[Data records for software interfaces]
>>

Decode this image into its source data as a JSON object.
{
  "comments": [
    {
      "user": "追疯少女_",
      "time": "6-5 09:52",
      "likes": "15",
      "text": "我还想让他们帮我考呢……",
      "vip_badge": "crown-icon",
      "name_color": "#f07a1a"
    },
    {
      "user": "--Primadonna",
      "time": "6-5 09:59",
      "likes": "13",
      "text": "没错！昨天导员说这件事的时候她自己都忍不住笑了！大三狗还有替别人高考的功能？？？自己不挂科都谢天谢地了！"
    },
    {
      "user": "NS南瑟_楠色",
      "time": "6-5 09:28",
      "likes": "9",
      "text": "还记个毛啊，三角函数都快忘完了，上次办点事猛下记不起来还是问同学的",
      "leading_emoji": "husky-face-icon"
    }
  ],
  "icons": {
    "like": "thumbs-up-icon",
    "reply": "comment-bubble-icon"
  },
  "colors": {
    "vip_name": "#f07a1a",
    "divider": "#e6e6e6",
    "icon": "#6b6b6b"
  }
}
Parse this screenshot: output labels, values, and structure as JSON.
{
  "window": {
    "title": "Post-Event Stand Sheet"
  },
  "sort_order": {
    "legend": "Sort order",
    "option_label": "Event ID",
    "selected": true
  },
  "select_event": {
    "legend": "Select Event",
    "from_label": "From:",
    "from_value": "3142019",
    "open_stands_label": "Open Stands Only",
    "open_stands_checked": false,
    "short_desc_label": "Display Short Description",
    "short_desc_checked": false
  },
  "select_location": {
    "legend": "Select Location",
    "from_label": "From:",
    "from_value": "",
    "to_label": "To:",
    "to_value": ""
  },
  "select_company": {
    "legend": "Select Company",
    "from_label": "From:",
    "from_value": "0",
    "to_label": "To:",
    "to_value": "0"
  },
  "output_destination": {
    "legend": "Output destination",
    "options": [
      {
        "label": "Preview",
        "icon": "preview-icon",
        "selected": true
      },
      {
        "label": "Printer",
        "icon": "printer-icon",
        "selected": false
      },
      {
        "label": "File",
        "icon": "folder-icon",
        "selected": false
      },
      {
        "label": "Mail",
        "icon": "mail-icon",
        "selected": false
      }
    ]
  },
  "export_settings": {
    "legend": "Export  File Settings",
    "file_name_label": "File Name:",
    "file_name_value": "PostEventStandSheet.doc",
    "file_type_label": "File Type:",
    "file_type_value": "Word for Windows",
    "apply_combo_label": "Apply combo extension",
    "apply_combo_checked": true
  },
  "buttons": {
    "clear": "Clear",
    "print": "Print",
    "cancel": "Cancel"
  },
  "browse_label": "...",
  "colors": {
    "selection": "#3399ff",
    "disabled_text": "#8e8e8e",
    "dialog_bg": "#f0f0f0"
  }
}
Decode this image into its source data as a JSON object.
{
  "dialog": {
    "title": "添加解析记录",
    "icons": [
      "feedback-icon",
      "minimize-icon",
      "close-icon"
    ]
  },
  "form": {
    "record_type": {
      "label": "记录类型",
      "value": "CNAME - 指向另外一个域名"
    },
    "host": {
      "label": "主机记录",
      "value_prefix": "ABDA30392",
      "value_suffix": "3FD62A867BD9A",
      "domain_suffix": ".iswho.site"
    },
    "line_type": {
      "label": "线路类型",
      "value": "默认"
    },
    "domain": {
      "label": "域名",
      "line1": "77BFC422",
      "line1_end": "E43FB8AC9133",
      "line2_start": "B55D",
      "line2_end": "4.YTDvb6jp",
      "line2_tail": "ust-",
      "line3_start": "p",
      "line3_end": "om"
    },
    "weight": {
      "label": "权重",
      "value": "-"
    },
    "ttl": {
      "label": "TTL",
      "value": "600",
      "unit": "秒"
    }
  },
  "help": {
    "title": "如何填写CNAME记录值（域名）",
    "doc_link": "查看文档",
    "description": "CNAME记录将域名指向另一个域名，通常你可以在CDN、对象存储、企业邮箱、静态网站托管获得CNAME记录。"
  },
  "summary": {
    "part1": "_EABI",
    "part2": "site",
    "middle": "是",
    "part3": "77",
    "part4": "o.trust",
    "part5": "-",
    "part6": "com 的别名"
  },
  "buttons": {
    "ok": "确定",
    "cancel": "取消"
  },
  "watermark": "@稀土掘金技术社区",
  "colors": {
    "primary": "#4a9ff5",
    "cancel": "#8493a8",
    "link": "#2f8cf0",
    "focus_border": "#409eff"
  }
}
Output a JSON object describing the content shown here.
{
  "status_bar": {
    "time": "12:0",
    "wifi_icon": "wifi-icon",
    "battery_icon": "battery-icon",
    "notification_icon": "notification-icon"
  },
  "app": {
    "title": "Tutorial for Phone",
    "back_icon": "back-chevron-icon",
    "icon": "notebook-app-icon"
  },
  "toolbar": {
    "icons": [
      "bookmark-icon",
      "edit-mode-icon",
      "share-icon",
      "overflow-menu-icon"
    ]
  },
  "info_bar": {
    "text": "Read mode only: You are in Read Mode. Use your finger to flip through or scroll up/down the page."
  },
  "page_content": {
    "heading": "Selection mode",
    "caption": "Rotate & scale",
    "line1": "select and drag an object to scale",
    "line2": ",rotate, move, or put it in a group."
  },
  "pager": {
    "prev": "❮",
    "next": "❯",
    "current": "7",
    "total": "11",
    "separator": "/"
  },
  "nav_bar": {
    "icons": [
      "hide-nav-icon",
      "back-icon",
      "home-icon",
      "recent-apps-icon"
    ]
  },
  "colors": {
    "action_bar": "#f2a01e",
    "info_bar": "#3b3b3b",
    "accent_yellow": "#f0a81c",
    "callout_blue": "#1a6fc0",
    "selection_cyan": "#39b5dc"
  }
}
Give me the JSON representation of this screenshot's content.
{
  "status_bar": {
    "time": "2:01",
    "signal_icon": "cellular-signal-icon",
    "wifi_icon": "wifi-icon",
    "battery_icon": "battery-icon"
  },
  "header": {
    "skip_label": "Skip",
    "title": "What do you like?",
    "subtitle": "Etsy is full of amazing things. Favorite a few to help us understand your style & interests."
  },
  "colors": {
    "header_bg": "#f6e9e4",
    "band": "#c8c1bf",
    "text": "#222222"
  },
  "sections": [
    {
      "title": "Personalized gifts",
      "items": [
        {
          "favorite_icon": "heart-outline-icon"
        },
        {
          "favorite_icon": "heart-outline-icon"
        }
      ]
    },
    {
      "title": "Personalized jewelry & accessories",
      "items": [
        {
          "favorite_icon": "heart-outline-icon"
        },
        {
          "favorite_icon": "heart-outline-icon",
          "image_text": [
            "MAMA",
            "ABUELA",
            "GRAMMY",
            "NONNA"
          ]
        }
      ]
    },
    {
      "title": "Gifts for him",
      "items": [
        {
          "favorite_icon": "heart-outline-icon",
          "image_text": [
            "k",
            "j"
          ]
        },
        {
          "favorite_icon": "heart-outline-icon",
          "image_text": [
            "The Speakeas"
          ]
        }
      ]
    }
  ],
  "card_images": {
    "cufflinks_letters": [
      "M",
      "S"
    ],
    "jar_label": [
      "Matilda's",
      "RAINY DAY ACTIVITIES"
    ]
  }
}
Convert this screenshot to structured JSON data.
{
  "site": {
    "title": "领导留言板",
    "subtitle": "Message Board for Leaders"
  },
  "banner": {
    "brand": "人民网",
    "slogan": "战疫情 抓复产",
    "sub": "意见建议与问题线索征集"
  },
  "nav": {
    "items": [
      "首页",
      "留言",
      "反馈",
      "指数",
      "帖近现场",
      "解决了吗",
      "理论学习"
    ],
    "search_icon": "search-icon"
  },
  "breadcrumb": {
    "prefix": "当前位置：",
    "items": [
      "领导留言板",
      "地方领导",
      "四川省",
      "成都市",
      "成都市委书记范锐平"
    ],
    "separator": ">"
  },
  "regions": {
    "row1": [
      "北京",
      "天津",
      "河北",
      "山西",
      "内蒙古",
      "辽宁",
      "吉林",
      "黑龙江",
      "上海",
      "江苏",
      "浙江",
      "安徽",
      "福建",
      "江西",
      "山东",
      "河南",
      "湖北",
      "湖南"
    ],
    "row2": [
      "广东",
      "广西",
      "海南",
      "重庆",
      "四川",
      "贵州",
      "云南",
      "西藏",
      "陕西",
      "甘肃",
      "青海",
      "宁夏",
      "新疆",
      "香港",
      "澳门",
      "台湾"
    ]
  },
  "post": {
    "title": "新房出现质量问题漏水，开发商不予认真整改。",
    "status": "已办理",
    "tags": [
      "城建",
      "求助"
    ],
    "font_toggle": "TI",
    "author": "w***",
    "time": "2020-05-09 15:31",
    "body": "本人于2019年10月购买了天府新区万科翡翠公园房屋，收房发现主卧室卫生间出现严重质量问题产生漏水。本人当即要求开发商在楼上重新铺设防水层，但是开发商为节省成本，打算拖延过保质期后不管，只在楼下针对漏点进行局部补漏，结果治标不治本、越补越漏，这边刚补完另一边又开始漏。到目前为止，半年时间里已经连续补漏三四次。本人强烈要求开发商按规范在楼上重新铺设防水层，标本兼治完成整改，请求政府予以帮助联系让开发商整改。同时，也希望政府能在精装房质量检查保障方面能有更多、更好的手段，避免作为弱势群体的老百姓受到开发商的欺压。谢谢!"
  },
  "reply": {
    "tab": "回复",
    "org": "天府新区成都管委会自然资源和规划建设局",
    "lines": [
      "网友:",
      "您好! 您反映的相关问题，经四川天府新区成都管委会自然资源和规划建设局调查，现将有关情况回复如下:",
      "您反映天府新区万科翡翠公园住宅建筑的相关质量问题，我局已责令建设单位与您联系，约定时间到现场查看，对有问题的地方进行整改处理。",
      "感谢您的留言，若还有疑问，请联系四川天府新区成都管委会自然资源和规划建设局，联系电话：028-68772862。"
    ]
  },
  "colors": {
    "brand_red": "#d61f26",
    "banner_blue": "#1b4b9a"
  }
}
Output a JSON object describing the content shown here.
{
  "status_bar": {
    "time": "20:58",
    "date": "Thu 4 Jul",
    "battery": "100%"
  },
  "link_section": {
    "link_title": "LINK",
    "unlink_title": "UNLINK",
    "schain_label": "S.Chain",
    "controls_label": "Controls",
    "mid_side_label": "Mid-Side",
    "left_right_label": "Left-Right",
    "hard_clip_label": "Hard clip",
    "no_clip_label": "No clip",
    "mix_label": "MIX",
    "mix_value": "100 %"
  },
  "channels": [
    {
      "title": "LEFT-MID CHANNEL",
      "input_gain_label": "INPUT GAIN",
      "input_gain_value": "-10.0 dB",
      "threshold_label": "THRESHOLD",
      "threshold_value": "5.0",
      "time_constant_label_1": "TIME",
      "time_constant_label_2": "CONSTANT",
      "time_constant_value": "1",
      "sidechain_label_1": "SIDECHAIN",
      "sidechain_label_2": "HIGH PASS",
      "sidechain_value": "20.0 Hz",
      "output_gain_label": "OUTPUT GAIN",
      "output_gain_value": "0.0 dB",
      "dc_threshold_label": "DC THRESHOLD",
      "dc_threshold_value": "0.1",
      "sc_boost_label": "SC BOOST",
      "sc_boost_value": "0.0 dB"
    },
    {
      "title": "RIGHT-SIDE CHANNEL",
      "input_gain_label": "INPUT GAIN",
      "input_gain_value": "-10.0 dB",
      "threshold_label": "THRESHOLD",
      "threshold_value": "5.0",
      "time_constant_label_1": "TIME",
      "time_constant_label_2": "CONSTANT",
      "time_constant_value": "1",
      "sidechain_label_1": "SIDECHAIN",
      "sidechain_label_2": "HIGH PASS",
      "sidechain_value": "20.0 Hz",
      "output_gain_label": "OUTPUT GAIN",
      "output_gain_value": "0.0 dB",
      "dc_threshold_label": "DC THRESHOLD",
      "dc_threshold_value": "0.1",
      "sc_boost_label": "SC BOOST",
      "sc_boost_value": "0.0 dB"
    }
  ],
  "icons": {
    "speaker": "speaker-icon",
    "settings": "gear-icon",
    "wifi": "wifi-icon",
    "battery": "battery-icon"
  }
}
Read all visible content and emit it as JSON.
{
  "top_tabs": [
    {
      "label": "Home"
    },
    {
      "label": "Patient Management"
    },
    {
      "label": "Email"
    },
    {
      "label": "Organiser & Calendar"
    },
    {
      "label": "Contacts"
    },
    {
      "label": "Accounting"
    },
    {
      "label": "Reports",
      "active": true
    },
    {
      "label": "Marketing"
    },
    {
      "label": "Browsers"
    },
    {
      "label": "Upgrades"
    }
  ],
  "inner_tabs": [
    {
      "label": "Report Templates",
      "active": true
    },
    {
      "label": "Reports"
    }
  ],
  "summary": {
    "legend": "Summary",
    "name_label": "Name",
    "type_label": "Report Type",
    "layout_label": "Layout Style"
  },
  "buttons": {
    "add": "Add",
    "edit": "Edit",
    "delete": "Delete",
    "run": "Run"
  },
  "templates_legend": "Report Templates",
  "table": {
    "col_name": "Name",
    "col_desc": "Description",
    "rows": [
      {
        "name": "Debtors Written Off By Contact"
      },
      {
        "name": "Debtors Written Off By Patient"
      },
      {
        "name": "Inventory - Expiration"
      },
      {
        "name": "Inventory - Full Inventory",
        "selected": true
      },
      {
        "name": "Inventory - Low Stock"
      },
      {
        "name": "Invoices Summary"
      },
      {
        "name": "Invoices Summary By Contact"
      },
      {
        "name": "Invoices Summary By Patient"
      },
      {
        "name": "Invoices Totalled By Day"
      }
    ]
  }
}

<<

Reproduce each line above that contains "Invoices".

* [RESULT]:
        "name": "Invoices Summary"
        "name": "Invoices Summary By Contact"
        "name": "Invoices Summary By Patient"
        "name": "Invoices Totalled By Day"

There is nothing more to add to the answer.